Read through the lines below for the string "title" and copy each one that has it.

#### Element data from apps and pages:
......

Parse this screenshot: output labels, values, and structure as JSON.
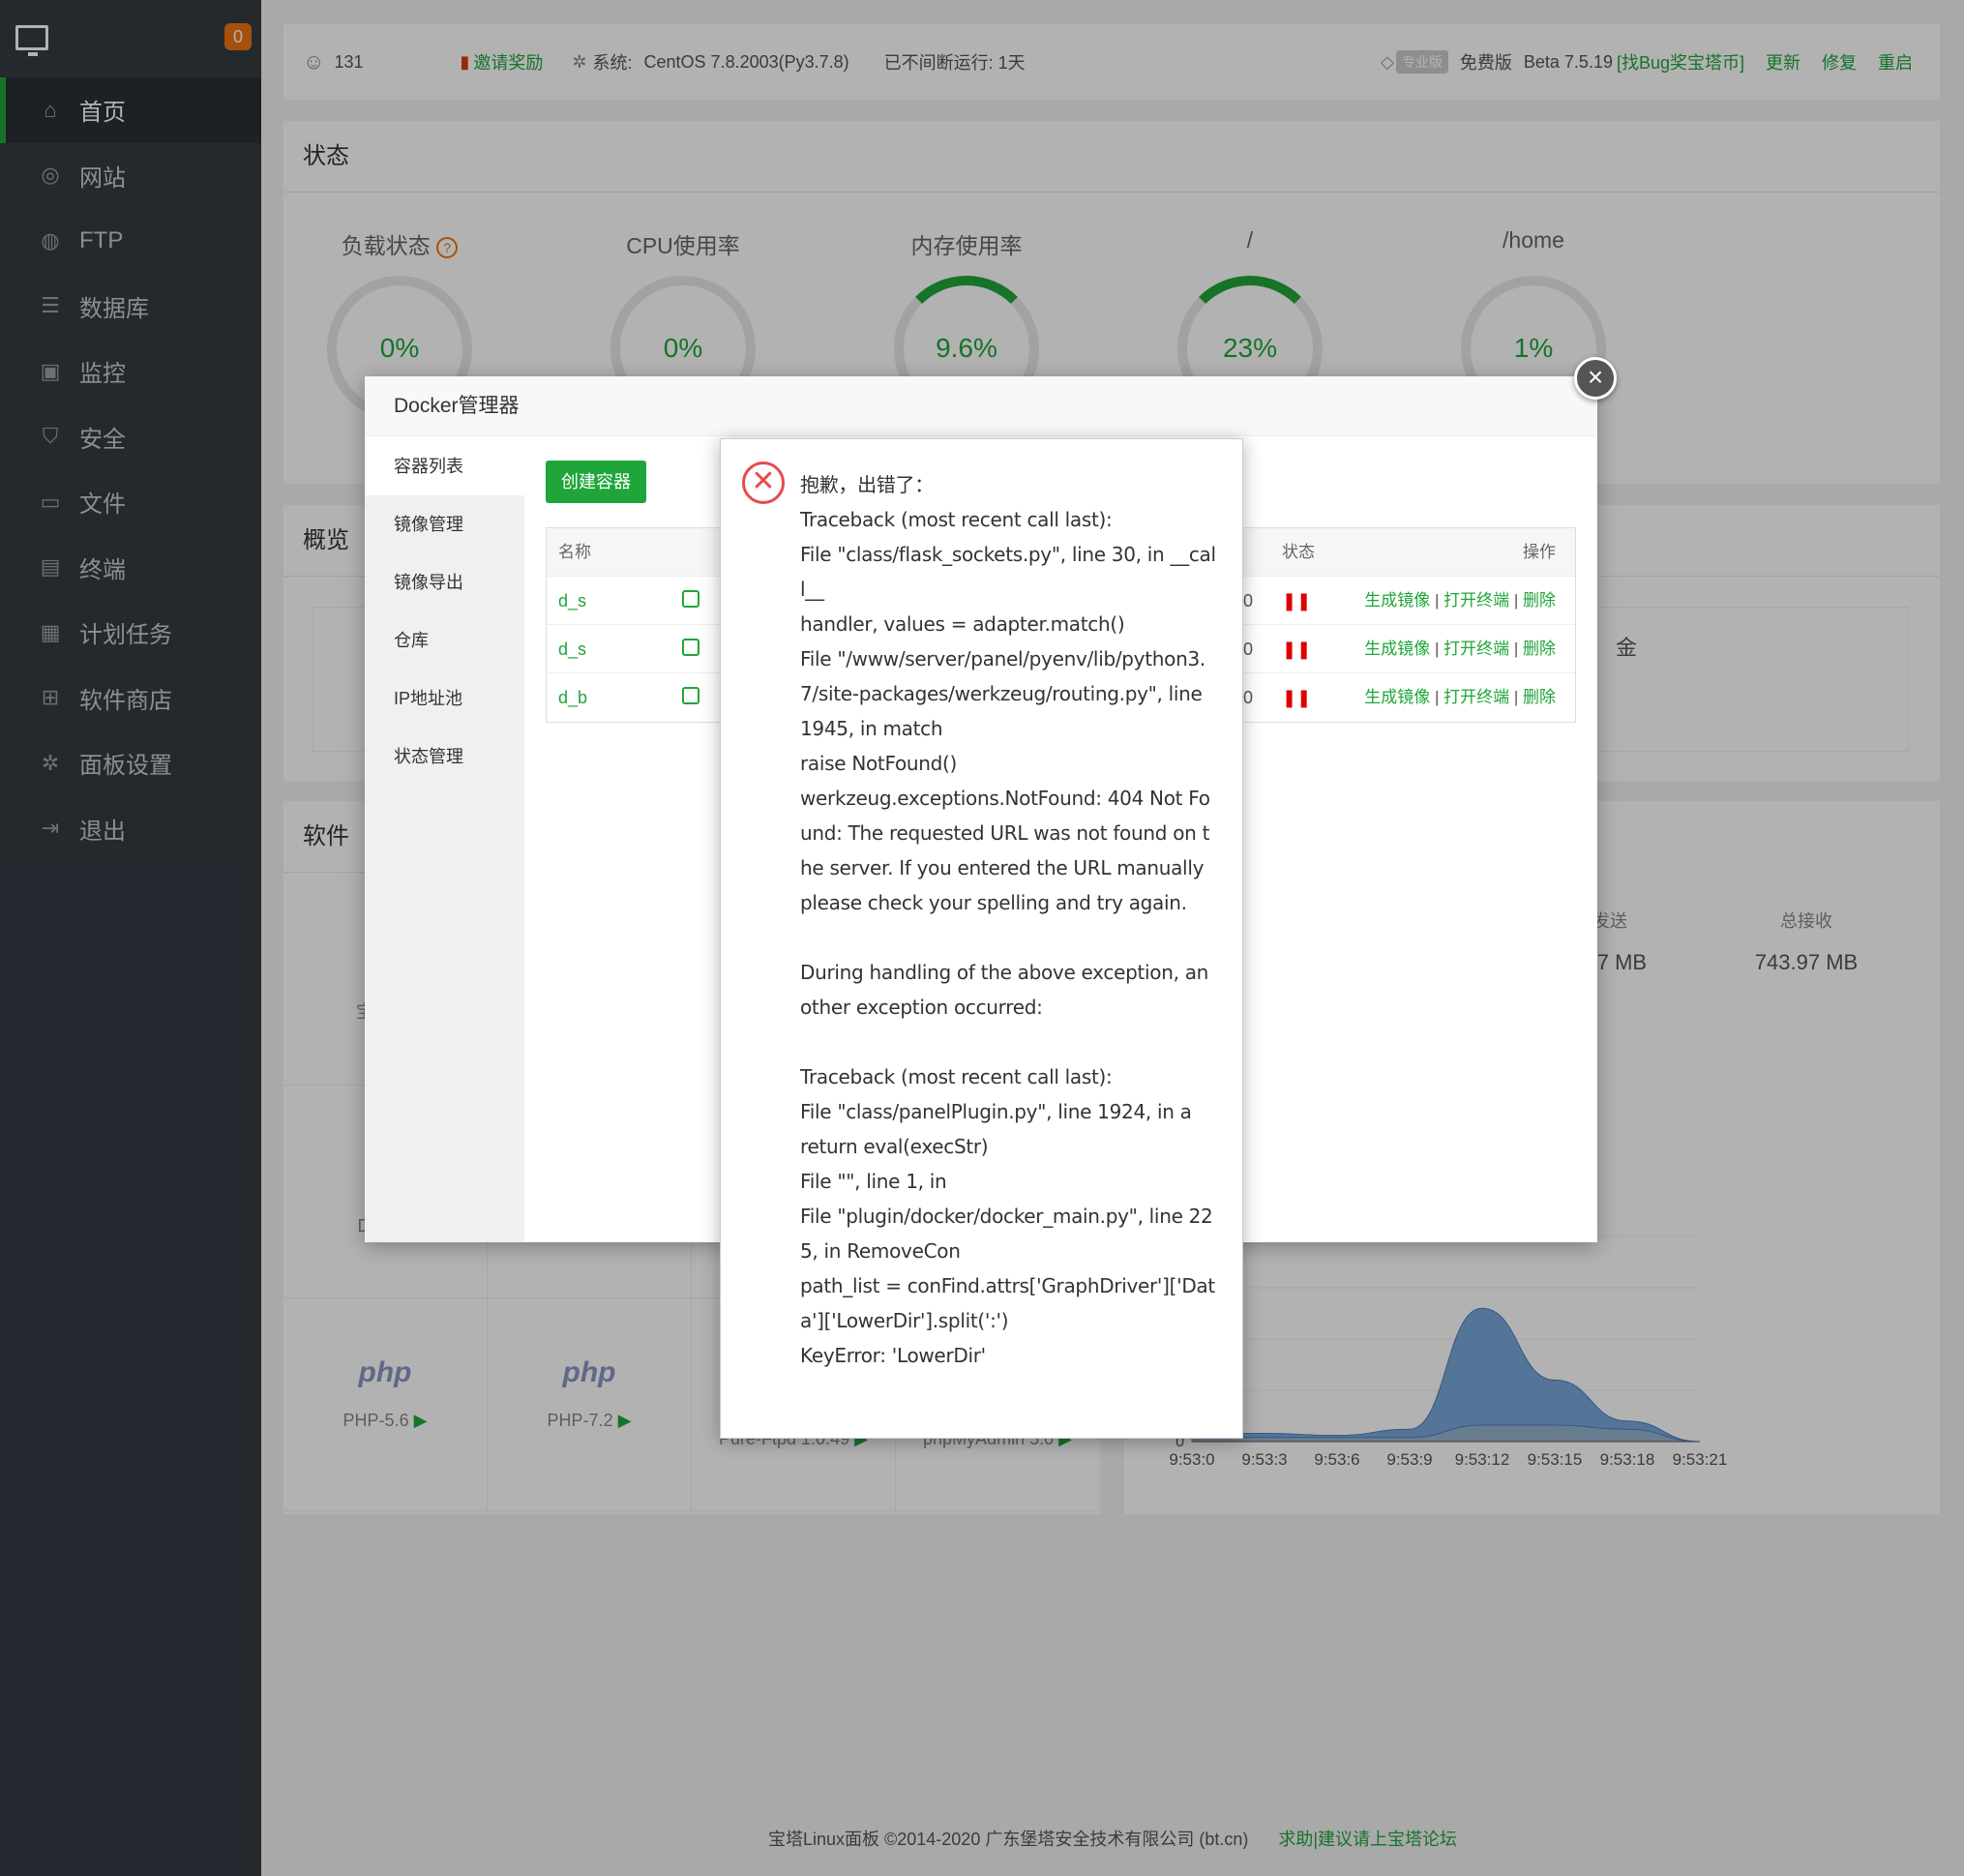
{
  "sidebar": {
    "badge": "0",
    "items": [
      {
        "label": "首页",
        "icon": "home-icon"
      },
      {
        "label": "网站",
        "icon": "globe-icon"
      },
      {
        "label": "FTP",
        "icon": "ftp-icon"
      },
      {
        "label": "数据库",
        "icon": "database-icon"
      },
      {
        "label": "监控",
        "icon": "monitor-icon"
      },
      {
        "label": "安全",
        "icon": "shield-icon"
      },
      {
        "label": "文件",
        "icon": "folder-icon"
      },
      {
        "label": "终端",
        "icon": "terminal-icon"
      },
      {
        "label": "计划任务",
        "icon": "calendar-icon"
      },
      {
        "label": "软件商店",
        "icon": "apps-icon"
      },
      {
        "label": "面板设置",
        "icon": "gear-icon"
      },
      {
        "label": "退出",
        "icon": "logout-icon"
      }
    ]
  },
  "topbar": {
    "user_count": "131",
    "invite": "邀请奖励",
    "system_label": "系统:",
    "system_value": "CentOS 7.8.2003(Py3.7.8)",
    "uptime": "已不间断运行: 1天",
    "pro_badge": "专业版",
    "free": "免费版",
    "version": "Beta 7.5.19",
    "bug_link": "[找Bug奖宝塔币]",
    "update": "更新",
    "repair": "修复",
    "restart": "重启"
  },
  "status": {
    "title": "状态",
    "gauges": [
      {
        "label": "负载状态",
        "value": "0%"
      },
      {
        "label": "CPU使用率",
        "value": "0%"
      },
      {
        "label": "内存使用率",
        "value": "9.6%"
      },
      {
        "label": "/",
        "value": "23%"
      },
      {
        "label": "/home",
        "value": "1%"
      }
    ]
  },
  "overview": {
    "title": "概览",
    "partial": "金"
  },
  "software": {
    "title": "软件",
    "items": [
      {
        "name": "宝塔SS"
      },
      {
        "name": "Docker"
      },
      {
        "name": "PHP-5.6",
        "logo": "php"
      },
      {
        "name": "PHP-7.2",
        "logo": "php"
      },
      {
        "name": "Pure-Ftpd 1.0.49"
      },
      {
        "name": "phpMyAdmin 5.0"
      }
    ]
  },
  "traffic": {
    "sent_label": "总发送",
    "sent_value": "35.57 MB",
    "recv_label": "总接收",
    "recv_value": "743.97 MB"
  },
  "chart_data": {
    "type": "area",
    "x": [
      "9:53:0",
      "9:53:3",
      "9:53:6",
      "9:53:9",
      "9:53:12",
      "9:53:15",
      "9:53:18",
      "9:53:21"
    ],
    "series": [
      {
        "values": [
          4,
          4,
          3,
          6,
          65,
          30,
          10,
          0
        ]
      },
      {
        "values": [
          2,
          2,
          2,
          2,
          8,
          8,
          6,
          0
        ]
      }
    ],
    "ylabel": "",
    "xlabel": "",
    "ylim": [
      0,
      100
    ],
    "y_tick_shown": "0",
    "colors": [
      "#6a9ed6",
      "#9fb6cc"
    ]
  },
  "dialog": {
    "title": "Docker管理器",
    "tabs": [
      "容器列表",
      "镜像管理",
      "镜像导出",
      "仓库",
      "IP地址池",
      "状态管理"
    ],
    "create_button": "创建容器",
    "table": {
      "headers": {
        "name": "名称",
        "status": "状态",
        "op": "操作"
      },
      "rows": [
        {
          "name": "d_s",
          "zero": "0",
          "status": "❚❚"
        },
        {
          "name": "d_s",
          "zero": "0",
          "status": "❚❚"
        },
        {
          "name": "d_b",
          "zero": "0",
          "status": "❚❚"
        }
      ],
      "ops": {
        "image": "生成镜像",
        "terminal": "打开终端",
        "delete": "删除",
        "sep": "|"
      }
    }
  },
  "error": {
    "message": "抱歉，出错了：\nTraceback (most recent call last):\nFile \"class/flask_sockets.py\", line 30, in __call__\nhandler, values = adapter.match()\nFile \"/www/server/panel/pyenv/lib/python3.7/site-packages/werkzeug/routing.py\", line 1945, in match\nraise NotFound()\nwerkzeug.exceptions.NotFound: 404 Not Found: The requested URL was not found on the server. If you entered the URL manually please check your spelling and try again.\n\nDuring handling of the above exception, another exception occurred:\n\nTraceback (most recent call last):\nFile \"class/panelPlugin.py\", line 1924, in a\nreturn eval(execStr)\nFile \"\", line 1, in\nFile \"plugin/docker/docker_main.py\", line 225, in RemoveCon\npath_list = conFind.attrs['GraphDriver']['Data']['LowerDir'].split(':')\nKeyError: 'LowerDir'"
  },
  "footer": {
    "copyright": "宝塔Linux面板 ©2014-2020 广东堡塔安全技术有限公司 (bt.cn)",
    "link": "求助|建议请上宝塔论坛"
  }
}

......

#### Problem solution:
    "title": "状态",
    "title": "概览",
    "title": "软件",
    "title": "Docker管理器",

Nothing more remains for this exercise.